**Extracted data entries:**
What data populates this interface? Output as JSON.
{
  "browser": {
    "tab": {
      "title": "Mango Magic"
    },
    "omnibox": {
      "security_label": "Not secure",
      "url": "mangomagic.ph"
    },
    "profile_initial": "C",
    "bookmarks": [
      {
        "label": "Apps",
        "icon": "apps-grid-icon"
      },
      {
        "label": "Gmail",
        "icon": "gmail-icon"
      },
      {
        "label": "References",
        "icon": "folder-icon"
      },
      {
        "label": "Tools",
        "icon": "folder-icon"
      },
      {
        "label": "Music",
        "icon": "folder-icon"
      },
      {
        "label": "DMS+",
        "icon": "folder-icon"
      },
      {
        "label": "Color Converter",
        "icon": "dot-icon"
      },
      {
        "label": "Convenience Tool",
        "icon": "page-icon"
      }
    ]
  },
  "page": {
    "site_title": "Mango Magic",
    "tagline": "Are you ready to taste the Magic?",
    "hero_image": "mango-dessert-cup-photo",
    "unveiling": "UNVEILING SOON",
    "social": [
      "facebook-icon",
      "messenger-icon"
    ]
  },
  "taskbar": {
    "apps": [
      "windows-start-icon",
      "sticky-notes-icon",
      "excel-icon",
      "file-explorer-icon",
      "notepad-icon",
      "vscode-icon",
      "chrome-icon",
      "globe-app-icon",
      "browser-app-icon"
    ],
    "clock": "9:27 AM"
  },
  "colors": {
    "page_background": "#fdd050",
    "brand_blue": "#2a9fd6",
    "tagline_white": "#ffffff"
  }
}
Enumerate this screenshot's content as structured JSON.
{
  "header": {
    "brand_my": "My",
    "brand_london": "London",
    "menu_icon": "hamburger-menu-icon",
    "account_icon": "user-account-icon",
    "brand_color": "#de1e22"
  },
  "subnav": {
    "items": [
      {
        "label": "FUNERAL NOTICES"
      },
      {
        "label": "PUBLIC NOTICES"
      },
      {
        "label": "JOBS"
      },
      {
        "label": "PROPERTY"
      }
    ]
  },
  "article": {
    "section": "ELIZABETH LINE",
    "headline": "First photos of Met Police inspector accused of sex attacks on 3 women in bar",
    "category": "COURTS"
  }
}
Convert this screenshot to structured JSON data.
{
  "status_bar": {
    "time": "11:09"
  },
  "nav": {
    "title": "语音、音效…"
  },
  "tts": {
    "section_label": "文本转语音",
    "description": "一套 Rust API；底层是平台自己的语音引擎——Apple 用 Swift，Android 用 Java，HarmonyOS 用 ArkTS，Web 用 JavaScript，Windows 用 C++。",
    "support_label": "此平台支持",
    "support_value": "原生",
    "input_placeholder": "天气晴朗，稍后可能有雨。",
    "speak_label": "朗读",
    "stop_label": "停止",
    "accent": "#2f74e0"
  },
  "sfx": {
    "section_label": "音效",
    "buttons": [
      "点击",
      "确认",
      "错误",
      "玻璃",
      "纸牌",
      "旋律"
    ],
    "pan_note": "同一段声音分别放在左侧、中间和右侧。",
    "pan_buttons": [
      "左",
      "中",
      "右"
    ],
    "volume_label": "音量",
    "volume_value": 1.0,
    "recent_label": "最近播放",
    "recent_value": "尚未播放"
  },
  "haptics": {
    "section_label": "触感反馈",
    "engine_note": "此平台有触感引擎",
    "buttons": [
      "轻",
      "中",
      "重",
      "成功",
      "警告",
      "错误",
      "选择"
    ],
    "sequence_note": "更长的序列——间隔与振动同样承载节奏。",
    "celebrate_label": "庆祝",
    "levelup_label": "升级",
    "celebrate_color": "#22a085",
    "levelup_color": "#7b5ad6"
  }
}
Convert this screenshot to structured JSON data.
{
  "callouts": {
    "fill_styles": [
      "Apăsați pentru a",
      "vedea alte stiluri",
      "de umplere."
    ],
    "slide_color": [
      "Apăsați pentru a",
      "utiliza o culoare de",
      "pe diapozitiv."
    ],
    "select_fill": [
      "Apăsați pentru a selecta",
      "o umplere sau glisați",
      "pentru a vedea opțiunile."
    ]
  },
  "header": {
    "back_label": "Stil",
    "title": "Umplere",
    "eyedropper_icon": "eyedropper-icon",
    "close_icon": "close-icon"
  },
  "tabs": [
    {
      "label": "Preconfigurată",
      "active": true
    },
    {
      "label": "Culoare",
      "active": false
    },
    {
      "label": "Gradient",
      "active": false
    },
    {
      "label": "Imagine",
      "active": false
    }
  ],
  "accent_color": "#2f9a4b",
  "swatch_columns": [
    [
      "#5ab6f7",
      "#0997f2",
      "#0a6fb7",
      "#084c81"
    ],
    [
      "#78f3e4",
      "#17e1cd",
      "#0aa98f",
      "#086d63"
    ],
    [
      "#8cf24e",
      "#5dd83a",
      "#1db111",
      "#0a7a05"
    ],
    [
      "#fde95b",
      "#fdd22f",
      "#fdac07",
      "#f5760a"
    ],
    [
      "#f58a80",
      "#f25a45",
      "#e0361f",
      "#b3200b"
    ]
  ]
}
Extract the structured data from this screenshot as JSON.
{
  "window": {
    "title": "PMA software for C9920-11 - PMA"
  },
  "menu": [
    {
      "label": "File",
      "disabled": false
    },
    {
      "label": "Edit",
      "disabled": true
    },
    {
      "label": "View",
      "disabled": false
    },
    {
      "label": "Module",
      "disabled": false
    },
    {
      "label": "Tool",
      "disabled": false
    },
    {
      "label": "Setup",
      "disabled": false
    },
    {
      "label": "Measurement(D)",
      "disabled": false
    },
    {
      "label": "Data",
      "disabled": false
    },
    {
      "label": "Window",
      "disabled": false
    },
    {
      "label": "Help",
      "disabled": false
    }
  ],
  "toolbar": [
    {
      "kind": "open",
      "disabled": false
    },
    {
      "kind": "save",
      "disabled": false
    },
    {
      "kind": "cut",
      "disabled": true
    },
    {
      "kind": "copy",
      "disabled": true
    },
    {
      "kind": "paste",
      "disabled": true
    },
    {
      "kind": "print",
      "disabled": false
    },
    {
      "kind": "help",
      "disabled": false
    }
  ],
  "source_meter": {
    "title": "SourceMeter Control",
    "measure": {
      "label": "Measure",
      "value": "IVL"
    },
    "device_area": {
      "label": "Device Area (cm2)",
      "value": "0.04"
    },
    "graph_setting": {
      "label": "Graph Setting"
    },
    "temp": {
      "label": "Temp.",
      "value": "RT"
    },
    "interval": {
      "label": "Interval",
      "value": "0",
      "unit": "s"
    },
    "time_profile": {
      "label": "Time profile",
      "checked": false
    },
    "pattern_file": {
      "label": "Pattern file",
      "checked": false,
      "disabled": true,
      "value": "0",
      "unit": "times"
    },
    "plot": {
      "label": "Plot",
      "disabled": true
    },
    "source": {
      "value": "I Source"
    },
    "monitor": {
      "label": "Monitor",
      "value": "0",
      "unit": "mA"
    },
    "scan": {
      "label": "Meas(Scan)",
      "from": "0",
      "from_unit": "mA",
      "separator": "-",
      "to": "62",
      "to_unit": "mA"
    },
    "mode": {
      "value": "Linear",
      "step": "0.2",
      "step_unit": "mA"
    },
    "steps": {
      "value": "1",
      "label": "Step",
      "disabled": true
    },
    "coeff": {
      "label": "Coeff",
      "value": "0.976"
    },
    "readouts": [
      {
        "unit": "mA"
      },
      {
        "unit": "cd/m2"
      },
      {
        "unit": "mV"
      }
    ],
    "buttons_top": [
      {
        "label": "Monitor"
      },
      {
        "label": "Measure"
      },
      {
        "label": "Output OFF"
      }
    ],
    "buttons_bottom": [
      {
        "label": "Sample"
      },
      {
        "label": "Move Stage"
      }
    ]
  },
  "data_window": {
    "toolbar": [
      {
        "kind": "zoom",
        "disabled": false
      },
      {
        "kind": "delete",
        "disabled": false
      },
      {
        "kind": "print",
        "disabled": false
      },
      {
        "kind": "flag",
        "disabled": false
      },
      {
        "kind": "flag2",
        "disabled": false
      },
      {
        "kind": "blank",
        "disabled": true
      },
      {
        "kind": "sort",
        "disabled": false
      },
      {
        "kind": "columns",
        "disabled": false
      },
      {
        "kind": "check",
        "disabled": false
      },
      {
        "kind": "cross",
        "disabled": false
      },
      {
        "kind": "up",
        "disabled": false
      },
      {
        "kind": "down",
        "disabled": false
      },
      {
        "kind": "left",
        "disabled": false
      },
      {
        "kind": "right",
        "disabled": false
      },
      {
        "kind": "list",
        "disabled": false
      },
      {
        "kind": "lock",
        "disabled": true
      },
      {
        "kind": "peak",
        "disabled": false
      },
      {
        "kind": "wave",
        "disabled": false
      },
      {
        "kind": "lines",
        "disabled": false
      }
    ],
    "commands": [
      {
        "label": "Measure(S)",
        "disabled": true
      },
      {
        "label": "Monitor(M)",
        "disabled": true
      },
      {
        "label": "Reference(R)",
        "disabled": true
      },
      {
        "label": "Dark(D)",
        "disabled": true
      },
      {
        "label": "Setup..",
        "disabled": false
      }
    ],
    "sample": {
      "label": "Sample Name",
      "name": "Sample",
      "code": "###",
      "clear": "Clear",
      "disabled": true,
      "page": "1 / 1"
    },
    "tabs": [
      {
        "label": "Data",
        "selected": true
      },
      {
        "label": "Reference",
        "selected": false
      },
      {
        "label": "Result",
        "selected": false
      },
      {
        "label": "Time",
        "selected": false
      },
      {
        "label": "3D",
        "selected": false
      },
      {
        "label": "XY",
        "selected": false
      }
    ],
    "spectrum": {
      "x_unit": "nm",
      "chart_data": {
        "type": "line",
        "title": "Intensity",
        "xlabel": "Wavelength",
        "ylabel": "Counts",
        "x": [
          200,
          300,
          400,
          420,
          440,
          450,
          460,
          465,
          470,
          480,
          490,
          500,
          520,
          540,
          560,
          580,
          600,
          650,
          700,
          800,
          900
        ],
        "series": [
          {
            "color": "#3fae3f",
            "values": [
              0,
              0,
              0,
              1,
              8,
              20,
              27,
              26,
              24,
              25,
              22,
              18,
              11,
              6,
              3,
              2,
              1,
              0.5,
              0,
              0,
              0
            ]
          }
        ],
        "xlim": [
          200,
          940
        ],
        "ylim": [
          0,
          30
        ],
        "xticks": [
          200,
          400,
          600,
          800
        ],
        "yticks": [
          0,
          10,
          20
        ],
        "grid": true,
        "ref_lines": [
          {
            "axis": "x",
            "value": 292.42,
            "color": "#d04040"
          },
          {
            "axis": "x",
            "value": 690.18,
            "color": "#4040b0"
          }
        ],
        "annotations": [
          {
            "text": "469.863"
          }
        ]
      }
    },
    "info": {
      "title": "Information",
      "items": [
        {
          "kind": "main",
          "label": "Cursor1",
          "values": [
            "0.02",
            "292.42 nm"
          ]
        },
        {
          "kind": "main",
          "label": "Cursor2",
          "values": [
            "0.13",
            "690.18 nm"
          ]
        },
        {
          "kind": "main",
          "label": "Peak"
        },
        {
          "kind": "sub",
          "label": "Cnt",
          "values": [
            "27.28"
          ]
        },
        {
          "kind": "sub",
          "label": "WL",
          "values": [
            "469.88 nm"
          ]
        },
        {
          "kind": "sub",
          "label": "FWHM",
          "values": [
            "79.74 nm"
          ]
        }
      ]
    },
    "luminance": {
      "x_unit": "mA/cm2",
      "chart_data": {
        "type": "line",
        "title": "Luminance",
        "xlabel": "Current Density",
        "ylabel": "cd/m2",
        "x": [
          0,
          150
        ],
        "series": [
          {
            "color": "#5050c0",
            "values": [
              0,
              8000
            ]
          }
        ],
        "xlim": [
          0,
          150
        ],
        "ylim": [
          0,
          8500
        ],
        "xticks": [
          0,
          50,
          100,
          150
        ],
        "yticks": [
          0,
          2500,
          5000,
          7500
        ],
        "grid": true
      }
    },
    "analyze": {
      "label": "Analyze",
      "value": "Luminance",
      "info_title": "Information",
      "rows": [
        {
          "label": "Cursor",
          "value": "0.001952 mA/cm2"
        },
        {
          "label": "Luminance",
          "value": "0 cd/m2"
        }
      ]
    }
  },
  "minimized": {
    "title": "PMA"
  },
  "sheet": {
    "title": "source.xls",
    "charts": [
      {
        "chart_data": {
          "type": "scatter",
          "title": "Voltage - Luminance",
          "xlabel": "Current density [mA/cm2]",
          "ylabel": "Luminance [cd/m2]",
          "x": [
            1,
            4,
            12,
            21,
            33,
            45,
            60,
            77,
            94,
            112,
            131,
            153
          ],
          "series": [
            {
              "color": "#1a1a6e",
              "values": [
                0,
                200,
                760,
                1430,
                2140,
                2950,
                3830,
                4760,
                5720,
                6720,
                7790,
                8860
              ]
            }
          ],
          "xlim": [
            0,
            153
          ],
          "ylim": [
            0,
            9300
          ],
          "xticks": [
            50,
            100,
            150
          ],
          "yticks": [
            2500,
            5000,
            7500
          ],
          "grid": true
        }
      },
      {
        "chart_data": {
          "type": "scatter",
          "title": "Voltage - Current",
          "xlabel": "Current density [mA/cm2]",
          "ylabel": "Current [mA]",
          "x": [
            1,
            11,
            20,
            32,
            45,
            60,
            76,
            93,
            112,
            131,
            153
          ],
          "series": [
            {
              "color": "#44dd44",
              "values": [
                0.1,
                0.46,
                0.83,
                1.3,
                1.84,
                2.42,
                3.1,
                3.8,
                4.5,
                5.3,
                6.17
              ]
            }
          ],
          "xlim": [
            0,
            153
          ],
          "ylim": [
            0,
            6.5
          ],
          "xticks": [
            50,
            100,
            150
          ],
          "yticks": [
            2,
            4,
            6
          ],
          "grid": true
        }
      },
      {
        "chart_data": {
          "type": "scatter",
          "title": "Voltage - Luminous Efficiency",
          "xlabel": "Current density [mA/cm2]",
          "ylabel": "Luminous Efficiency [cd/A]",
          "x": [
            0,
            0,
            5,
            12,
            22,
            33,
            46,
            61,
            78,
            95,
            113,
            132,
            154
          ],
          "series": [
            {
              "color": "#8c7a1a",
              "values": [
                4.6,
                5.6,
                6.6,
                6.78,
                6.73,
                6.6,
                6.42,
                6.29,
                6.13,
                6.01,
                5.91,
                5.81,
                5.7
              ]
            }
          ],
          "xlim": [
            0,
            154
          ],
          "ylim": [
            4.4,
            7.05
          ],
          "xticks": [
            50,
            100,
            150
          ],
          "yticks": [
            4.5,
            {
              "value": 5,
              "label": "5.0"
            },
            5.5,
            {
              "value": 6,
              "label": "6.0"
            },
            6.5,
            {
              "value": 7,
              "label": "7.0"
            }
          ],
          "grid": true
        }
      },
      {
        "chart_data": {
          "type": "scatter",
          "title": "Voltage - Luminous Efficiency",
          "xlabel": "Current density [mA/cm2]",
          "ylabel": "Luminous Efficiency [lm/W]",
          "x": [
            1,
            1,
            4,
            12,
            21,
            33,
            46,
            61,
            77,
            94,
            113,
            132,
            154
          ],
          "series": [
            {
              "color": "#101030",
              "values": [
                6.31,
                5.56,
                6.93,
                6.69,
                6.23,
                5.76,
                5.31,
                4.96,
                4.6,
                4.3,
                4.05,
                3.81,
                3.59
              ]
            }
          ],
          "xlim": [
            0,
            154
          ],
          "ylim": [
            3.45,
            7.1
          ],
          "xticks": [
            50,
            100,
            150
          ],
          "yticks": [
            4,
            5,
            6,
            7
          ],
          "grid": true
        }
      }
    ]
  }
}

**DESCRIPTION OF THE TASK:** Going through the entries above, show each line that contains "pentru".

**SOLUTION TO THE PROBLEM:**
      "Apăsați pentru a",
      "Apăsați pentru a",
      "Apăsați pentru a selecta",
      "pentru a vedea opțiunile."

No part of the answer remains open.